Though there has been some dissension in the Democrat ranks about whether to demand that embattled New York Gov. Andrew Cuomo (D) resign amid mounting accusations of sexual misconduct, a subtle – yet unmistakable – shift has occurred in recent days.
After having remained relatively quiet on the controversy for several weeks, President Joe Biden said Tuesday that if a pending investigation in Cuomo’s actions confirms his guilt, he believes not only that the governor should leave office, but also that he will “probably” face criminal prosecution, according to ABC News.
During an interview with the president, ABC’s George Stephanopoulous confirmed Biden’s expressed desire to wait for the outcome of an investigation being conducted by New York’s attorney general, but then asked what he thought should happen if the allegations against Cuomo are confirmed.
In response, Biden said that indeed, Cuomo should step down under such circumstances, adding, “I think he’ll probably end up being prosecuted, too.”
According to the New York Post, the Albany Police Department received formal notification earlier this month of a particular claim made by a former Cuomo staffer in which she said she was groped by the governor after having been summoned to the official residence to help troubleshoot a problem with his cell phone. Though the alleged victim did not file a formal complaint, the substance of the accusation would potentially leave Cuomo vulnerable to prosecution, as a source familiar with the situation told the Post.
Fox News legal analyst Gregg Jarrett penned an op-ed earlier in March in which he echoed the idea that Cuomo may be in real legal jeopardy, at least with regard to the aforementioned allegation, and that if that claim is borne out, he must face charges, arguing:
[The conduct] suggests not only a pattern of sexual harassment by the governor, but a level of offensive conduct that appears to have crossed the legal line into felonious behavior.

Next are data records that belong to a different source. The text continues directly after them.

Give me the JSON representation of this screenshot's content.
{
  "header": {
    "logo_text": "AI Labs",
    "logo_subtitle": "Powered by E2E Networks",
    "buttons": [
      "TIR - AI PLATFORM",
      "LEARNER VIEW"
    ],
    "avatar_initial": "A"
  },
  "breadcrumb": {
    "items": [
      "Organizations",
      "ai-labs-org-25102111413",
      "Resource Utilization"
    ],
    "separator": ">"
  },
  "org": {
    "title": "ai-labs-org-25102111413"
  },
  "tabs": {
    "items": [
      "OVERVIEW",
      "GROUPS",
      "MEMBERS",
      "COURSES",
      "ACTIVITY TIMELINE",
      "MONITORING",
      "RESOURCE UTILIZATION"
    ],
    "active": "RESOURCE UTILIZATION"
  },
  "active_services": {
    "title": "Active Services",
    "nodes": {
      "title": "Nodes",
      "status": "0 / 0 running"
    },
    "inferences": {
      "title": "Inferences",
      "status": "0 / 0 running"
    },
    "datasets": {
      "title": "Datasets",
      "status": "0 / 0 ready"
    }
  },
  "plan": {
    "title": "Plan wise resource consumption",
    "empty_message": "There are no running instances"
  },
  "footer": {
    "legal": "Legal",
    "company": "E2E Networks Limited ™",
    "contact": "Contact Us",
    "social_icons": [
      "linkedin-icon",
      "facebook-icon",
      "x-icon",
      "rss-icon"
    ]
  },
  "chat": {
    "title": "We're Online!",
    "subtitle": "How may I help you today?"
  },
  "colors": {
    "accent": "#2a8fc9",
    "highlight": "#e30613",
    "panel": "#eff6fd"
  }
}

Jarrett went on to explain that while multiple women have stepped forward with claims of inappropriate touching and sexual misconduct on the part of the governor, the specific claim of groping at the executive residence may “pose the most serious potential for criminal charges against Cuomo because the standard two-year statute of limitations has not run.”
Though the list of heavy hitters in the Democratic Party who have already demanded that Cuomo resign is extensive and growing, the governor, for his part, is steadfast in his refusal to go, stating that while all women have a right to be heard, “there are often many motivations for making an allegation.”
Despite his tenacity in clinging to power, it remains to be seen how much longer Cuomo can succeed in pushing back against the political walls that are rapidly closing in around him.